Financial statement fraud usually involves overstating assets, revenues and profits and understating liabilities, expenses and losses. However, the overall objective of the manipulation may sometimes require the opposite action.
Financial statement fraud is the deliberate misrepresentation of the financial condition of an enterprise accomplished through the intentional misstatement or omission of amounts or disclosures in the financial statements to deceive financial statement users.
Financial statement fraud is usually a means to an end rather than an end in itself. When people "cook the books" they may doing it to "buy more time" to quietly fix business problems that prevent their entities from achieving its expected earnings or complying with loan covenants. It may also be done to obtain or renew financing that would not be granted or would be smaller if honest financial statements were provided. People intent on profiting from crime may commit financial statement fraud to obtain loans they can then siphon off for personal gain or to inflate the price of the company's shares, allowing them to sell their holdings or exercise stock options at a profit. However, in many past cases of financial statement fraud, the perpetrators have gained little or nothing personally in financial terms. Instead the focus appears to have been preserving their status as leaders of the entity - a status that might have been lost had the real financial results been published promptly.
Financial statement fraud usually involves overstating assets, revenues, and profits and understating liabilities, expenses, and losses.
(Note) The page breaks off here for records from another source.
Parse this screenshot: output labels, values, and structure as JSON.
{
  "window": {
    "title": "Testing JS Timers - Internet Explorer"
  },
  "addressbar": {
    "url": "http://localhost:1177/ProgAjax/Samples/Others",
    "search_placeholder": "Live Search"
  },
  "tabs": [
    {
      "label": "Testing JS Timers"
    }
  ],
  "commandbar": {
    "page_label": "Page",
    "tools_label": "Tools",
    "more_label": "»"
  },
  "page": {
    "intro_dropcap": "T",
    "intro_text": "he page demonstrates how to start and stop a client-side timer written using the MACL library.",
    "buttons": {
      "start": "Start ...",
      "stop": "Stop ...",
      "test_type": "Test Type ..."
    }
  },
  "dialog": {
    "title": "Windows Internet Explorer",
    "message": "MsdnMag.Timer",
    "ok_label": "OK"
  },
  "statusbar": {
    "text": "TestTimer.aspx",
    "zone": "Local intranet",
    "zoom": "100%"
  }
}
However, the overall objective of the manipulation may sometimes require the opposite action, e.g., concealing higher-than-expected revenues or profits in a good year to help the subsequent year that is expected to be tougher.